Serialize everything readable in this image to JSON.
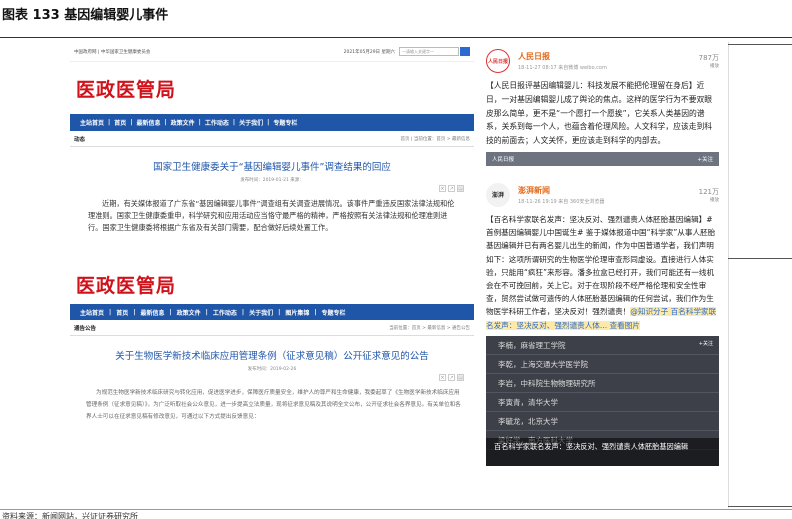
{
  "figure": {
    "title": "图表 133  基因编辑婴儿事件",
    "source": "资料来源：新闻网站，兴证证券研究所"
  },
  "gov_site_1": {
    "topbar_left": "中国政府网  |  中华国家卫生健康委员会",
    "topbar_date": "2021年05月29日 星期六",
    "search_placeholder": "一请输入关键字一",
    "brand": "医政医管局",
    "nav": [
      "主站首页",
      "|",
      "首页",
      "|",
      "最新信息",
      "|",
      "政策文件",
      "|",
      "工作动态",
      "|",
      "关于我们",
      "|",
      "专题专栏"
    ],
    "section": "动态",
    "path": "首页 | 当前位置：首页 > 最新信息",
    "article_title": "国家卫生健康委关于“基因编辑婴儿事件”调查结果的回应",
    "article_meta": "发布时间：2019-01-21    来源：",
    "article_body": "近期，有关媒体报道了广东省“基因编辑婴儿事件”调查组有关调查进展情况。该事件严重违反国家法律法规和伦理准则。国家卫生健康委重申，科学研究和应用活动应当恪守最严格的精神，严格按照有关法律法规和伦理准则进行。国家卫生健康委将根据广东省及有关部门需要，配合做好后续处置工作。"
  },
  "gov_site_2": {
    "brand": "医政医管局",
    "nav": [
      "主站首页",
      "|",
      "首页",
      "|",
      "最新信息",
      "|",
      "政策文件",
      "|",
      "工作动态",
      "|",
      "关于我们",
      "|",
      "图片集锦",
      "|",
      "专题专栏"
    ],
    "section": "通告公告",
    "path": "当前位置：首页 > 最新信息 > 通告公告",
    "article_title": "关于生物医学新技术临床应用管理条例（征求意见稿）公开征求意见的公告",
    "article_meta": "发布时间：2019-02-26",
    "article_body": "为规范生物医学新技术临床研究与转化应用，促进医学进步，保障医疗质量安全，维护人的尊严和生命健康，我委起草了《生物医学新技术临床应用管理条例（征求意见稿）》，为广泛听取社会公众意见，进一步提高立法质量，现将征求意见稿及其说明全文公布，公开征求社会各界意见。有关单位和各界人士可以在征求意见稿有修改意见，可通过以下方式提出反馈意见："
  },
  "weibo_1": {
    "avatar_text": "人民日报",
    "name": "人民日报",
    "time": "18-11-27 08:17  来自微博 weibo.com",
    "reposts": "787万",
    "reposts_label": "播放",
    "text": "【人民日报评基因编辑婴儿：科技发展不能把伦理留在身后】近日，一对基因编辑婴儿成了舆论的焦点。这样的医学行为不要双眼皮那么简单，更不是“一个愿打一个愿挨”，它关系人类基因的谱系，关系到每一个人，也蕴含着伦理风险。人文科学，应该走到科技的前面去；人文关怀，更应该走到科学的内部去。",
    "strip_left": "人民日报",
    "strip_right": "+关注"
  },
  "weibo_2": {
    "avatar_text": "澎湃",
    "name": "澎湃新闻",
    "time": "18-11-26 19:19  来自 360安全浏览器",
    "reposts": "121万",
    "reposts_label": "播放",
    "text": "【百名科学家联名发声：坚决反对、强烈谴责人体胚胎基因编辑】#首例基因编辑婴儿中国诞生# 鉴于媒体报道中国“科学家”从事人胚胎基因编辑并已有两名婴儿出生的新闻，作为中国普通学者，我们声明如下：这项所谓研究的生物医学伦理审查形同虚设。直接进行人体实验，只能用“疯狂”来形容。潘多拉盒已经打开，我们可能还有一线机会在不可挽回前，关上它。对于在现阶段不经严格伦理和安全性审查，贸然尝试做可遗传的人体胚胎基因编辑的任何尝试，我们作为生物医学科研工作者，坚决反对！强烈谴责！",
    "link_text": "@知识分子 百名科学家联名发声：坚决反对、强烈谴责人体... 查看图片",
    "list_rows": [
      "李楠，麻省理工学院",
      "李乾，上海交通大学医学院",
      "李岩，中科院生物物理研究所",
      "李寅青，清华大学",
      "李毓龙，北京大学",
      "梁好学，南方医科大学"
    ],
    "overlay_caption": "百名科学家联名发声：坚决反对、强烈谴责人体胚胎基因编辑",
    "overlay_badge": "+关注"
  }
}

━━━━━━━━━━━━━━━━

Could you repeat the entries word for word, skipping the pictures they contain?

* WRITTEN REPLY:
Serialize everything readable in this image to JSON.
{
  "figure": {
    "title": "图表 133  基因编辑婴儿事件",
    "source": "资料来源：新闻网站，兴证证券研究所"
  },
  "gov_site_1": {
    "topbar_left": "中国政府网  |  中华国家卫生健康委员会",
    "topbar_date": "2021年05月29日 星期六",
    "search_placeholder": "一请输入关键字一",
    "brand": "医政医管局",
    "nav": [
      "主站首页",
      "|",
      "首页",
      "|",
      "最新信息",
      "|",
      "政策文件",
      "|",
      "工作动态",
      "|",
      "关于我们",
      "|",
      "专题专栏"
    ],
    "section": "动态",
    "path": "首页 | 当前位置：首页 > 最新信息",
    "article_title": "国家卫生健康委关于“基因编辑婴儿事件”调查结果的回应",
    "article_meta": "发布时间：2019-01-21    来源：",
    "article_body": "近期，有关媒体报道了广东省“基因编辑婴儿事件”调查组有关调查进展情况。该事件严重违反国家法律法规和伦理准则。国家卫生健康委重申，科学研究和应用活动应当恪守最严格的精神，严格按照有关法律法规和伦理准则进行。国家卫生健康委将根据广东省及有关部门需要，配合做好后续处置工作。"
  },
  "gov_site_2": {
    "brand": "医政医管局",
    "nav": [
      "主站首页",
      "|",
      "首页",
      "|",
      "最新信息",
      "|",
      "政策文件",
      "|",
      "工作动态",
      "|",
      "关于我们",
      "|",
      "图片集锦",
      "|",
      "专题专栏"
    ],
    "section": "通告公告",
    "path": "当前位置：首页 > 最新信息 > 通告公告",
    "article_title": "关于生物医学新技术临床应用管理条例（征求意见稿）公开征求意见的公告",
    "article_meta": "发布时间：2019-02-26",
    "article_body": "为规范生物医学新技术临床研究与转化应用，促进医学进步，保障医疗质量安全，维护人的尊严和生命健康，我委起草了《生物医学新技术临床应用管理条例（征求意见稿）》，为广泛听取社会公众意见，进一步提高立法质量，现将征求意见稿及其说明全文公布，公开征求社会各界意见。有关单位和各界人士可以在征求意见稿有修改意见，可通过以下方式提出反馈意见："
  },
  "weibo_1": {
    "avatar_text": "人民日报",
    "name": "人民日报",
    "time": "18-11-27 08:17  来自微博 weibo.com",
    "reposts": "787万",
    "reposts_label": "播放",
    "text": "【人民日报评基因编辑婴儿：科技发展不能把伦理留在身后】近日，一对基因编辑婴儿成了舆论的焦点。这样的医学行为不要双眼皮那么简单，更不是“一个愿打一个愿挨”，它关系人类基因的谱系，关系到每一个人，也蕴含着伦理风险。人文科学，应该走到科技的前面去；人文关怀，更应该走到科学的内部去。",
    "strip_left": "人民日报",
    "strip_right": "+关注"
  },
  "weibo_2": {
    "avatar_text": "澎湃",
    "name": "澎湃新闻",
    "time": "18-11-26 19:19  来自 360安全浏览器",
    "reposts": "121万",
    "reposts_label": "播放",
    "text": "【百名科学家联名发声：坚决反对、强烈谴责人体胚胎基因编辑】#首例基因编辑婴儿中国诞生# 鉴于媒体报道中国“科学家”从事人胚胎基因编辑并已有两名婴儿出生的新闻，作为中国普通学者，我们声明如下：这项所谓研究的生物医学伦理审查形同虚设。直接进行人体实验，只能用“疯狂”来形容。潘多拉盒已经打开，我们可能还有一线机会在不可挽回前，关上它。对于在现阶段不经严格伦理和安全性审查，贸然尝试做可遗传的人体胚胎基因编辑的任何尝试，我们作为生物医学科研工作者，坚决反对！强烈谴责！",
    "link_text": "@知识分子 百名科学家联名发声：坚决反对、强烈谴责人体... 查看图片",
    "list_rows": [
      "李楠，麻省理工学院",
      "李乾，上海交通大学医学院",
      "李岩，中科院生物物理研究所",
      "李寅青，清华大学",
      "李毓龙，北京大学",
      "梁好学，南方医科大学"
    ],
    "overlay_caption": "百名科学家联名发声：坚决反对、强烈谴责人体胚胎基因编辑",
    "overlay_badge": "+关注"
  }
}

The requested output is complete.